Konishi Sensei’s first exposure to “Te” (which later developed into karate) was through a fellow classmate at Keio University, Tsuneshige Arakaki of Okinawa. Konishi Sensei found the techniques of “Te” (as referred to by Arakaki) very similar to those of Takeuchi Ryu jujitsu. Though Arakaki was in no way a master of “Te”, Konishi Sensei found the system to be very intriguing.

After graduating from the University, he became a salary man. However, he was not completely satisfied with his occupation. With encouragement from his wife, he quit his job and opened his own martial arts center in 1923 and called it the Ryobu-Kan (“The House of Martial Arts Excellence”), teaching mainly kendo and jujitsu.

In September, 1924, Hironishi Ohtsuka, the founder of the Wado-Ryu style of karate, and Gichin Funakoshi, the founder of Shotokan karate, came to the kendo training hall at Keio University. They approached Konishi Sensei with a letter of introduction from Professor Kasuya of Keio University. Mr. Funakoshi asked if it would be possible to use the training hall to practice Ryukyu Kempo To-te jutsu.

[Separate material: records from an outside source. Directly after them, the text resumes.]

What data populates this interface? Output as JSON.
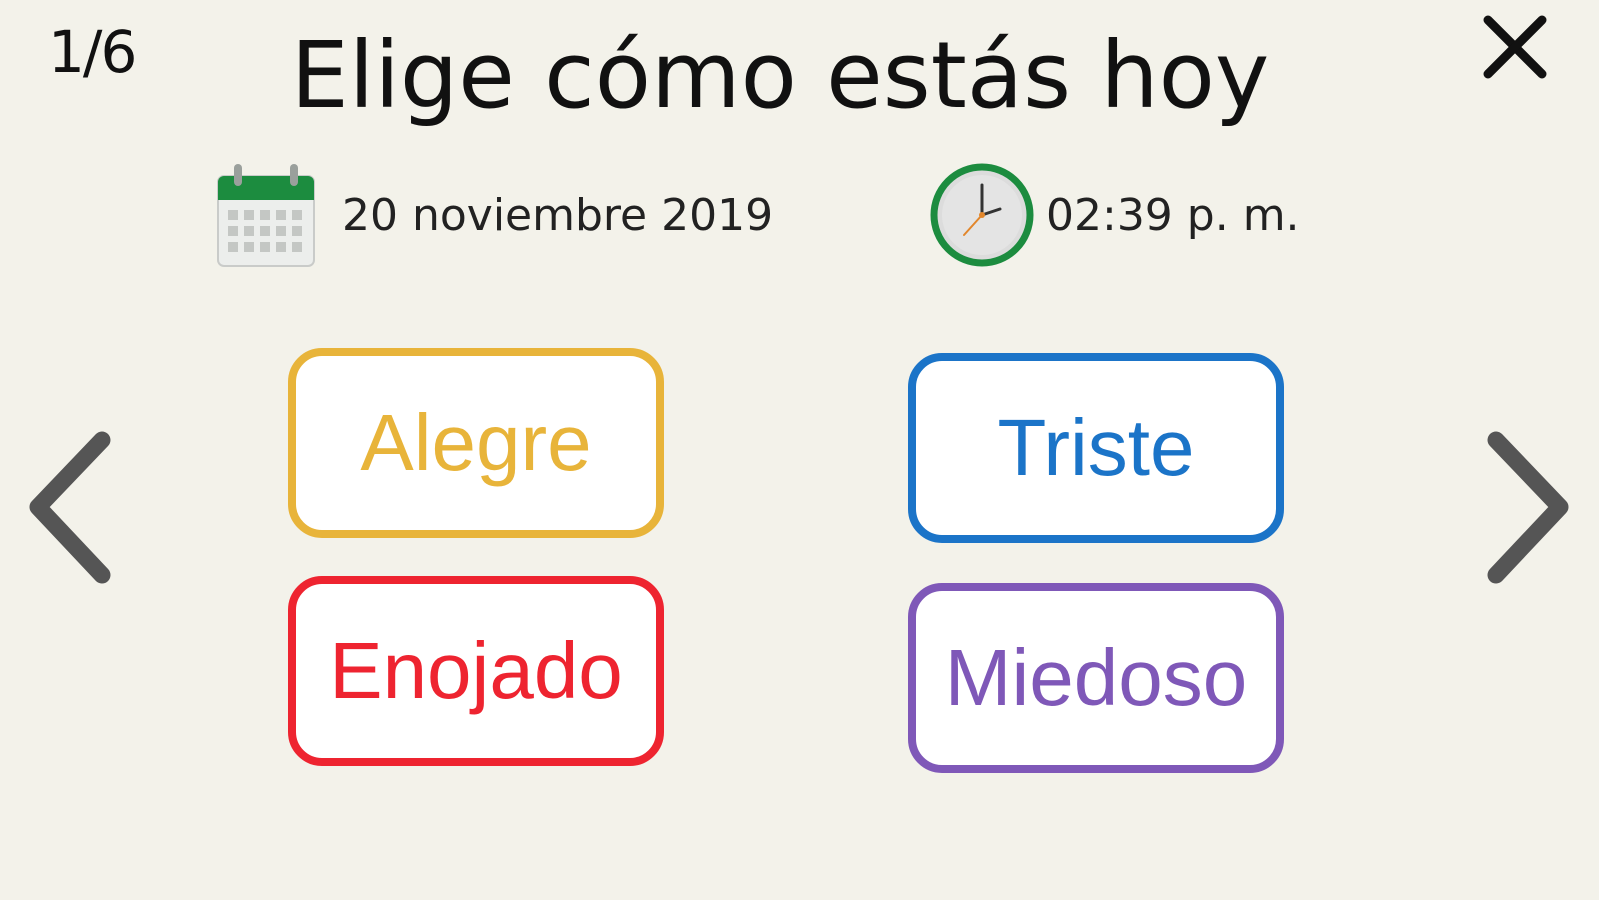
{
  "header": {
    "page_counter": "1/6",
    "title": "Elige cómo estás hoy",
    "close_icon": "close-icon"
  },
  "info": {
    "date": "20 noviembre 2019",
    "time": "02:39 p. m.",
    "calendar_icon": "calendar-icon",
    "clock_icon": "clock-icon"
  },
  "emotions": [
    {
      "label": "Alegre",
      "color": "#e8b43a"
    },
    {
      "label": "Triste",
      "color": "#1b74c8"
    },
    {
      "label": "Enojado",
      "color": "#ee2430"
    },
    {
      "label": "Miedoso",
      "color": "#7f58b8"
    }
  ],
  "nav": {
    "prev_icon": "chevron-left-icon",
    "next_icon": "chevron-right-icon",
    "arrow_color": "#555555"
  }
}
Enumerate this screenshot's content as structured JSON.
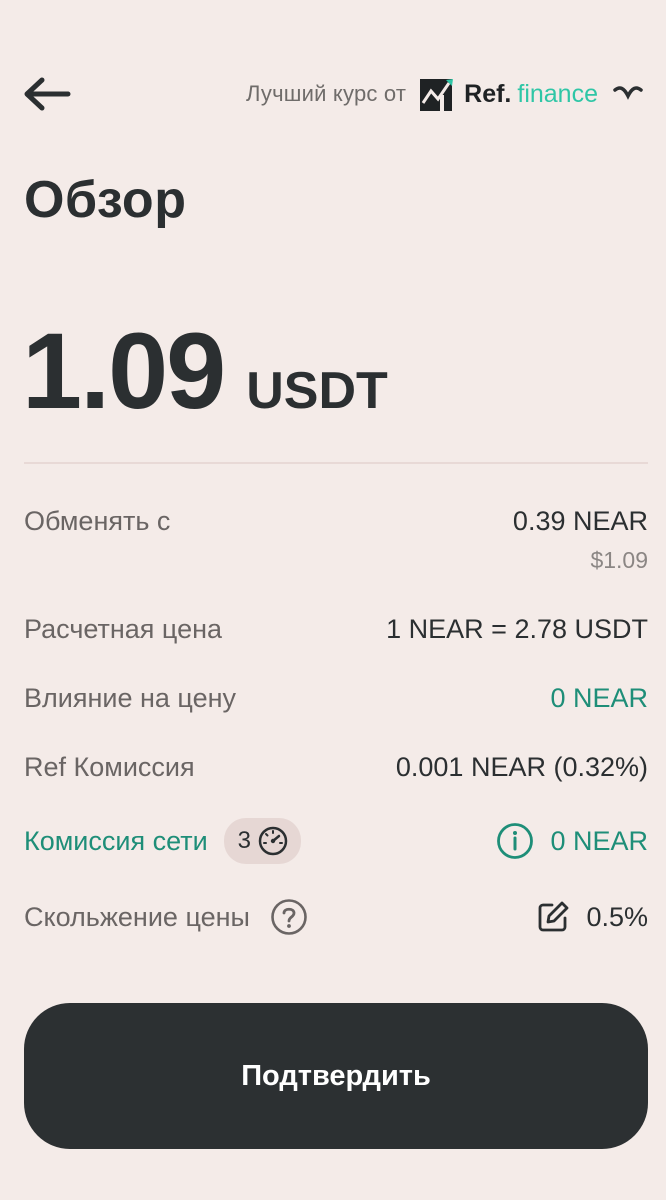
{
  "header": {
    "provider_label": "Лучший курс от",
    "provider_brand_main": "Ref.",
    "provider_brand_accent": "finance"
  },
  "title": "Обзор",
  "amount": {
    "value": "1.09",
    "unit": "USDT"
  },
  "details": {
    "swap_from": {
      "label": "Обменять с",
      "value": "0.39 NEAR",
      "sub": "$1.09"
    },
    "rate": {
      "label": "Расчетная цена",
      "value": "1 NEAR = 2.78 USDT"
    },
    "price_impact": {
      "label": "Влияние на цену",
      "value": "0 NEAR"
    },
    "ref_fee": {
      "label": "Ref Комиссия",
      "value": "0.001 NEAR (0.32%)"
    },
    "network_fee": {
      "label": "Комиссия сети",
      "speed": "3",
      "value": "0 NEAR"
    },
    "slippage": {
      "label": "Скольжение цены",
      "value": "0.5%"
    }
  },
  "confirm_label": "Подтвердить",
  "colors": {
    "background": "#f4ebe8",
    "accent_green": "#1e8e78",
    "brand_teal": "#2fc6a6",
    "button": "#2c3032"
  },
  "icons": {
    "back": "arrow-left-icon",
    "ref_logo": "ref-finance-logo",
    "chevron": "chevron-down-icon",
    "speed": "speedometer-icon",
    "help": "question-circle-icon",
    "info": "info-circle-icon",
    "edit": "edit-icon"
  }
}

During this era, it was unheard of for one martial arts school to allow a martial arts teacher from another system to teach in their dojo. Such a request would be considered a “challenge” to the dojo. Konishi Sensei, however, was a visionary in the sense that he saw value in cross-training; he remembered the kata demonstrated during his university days by Arakaki, and he agreed to Funakoshi Sensei’s request.

Konishi Sensei

Yamazaki Sensei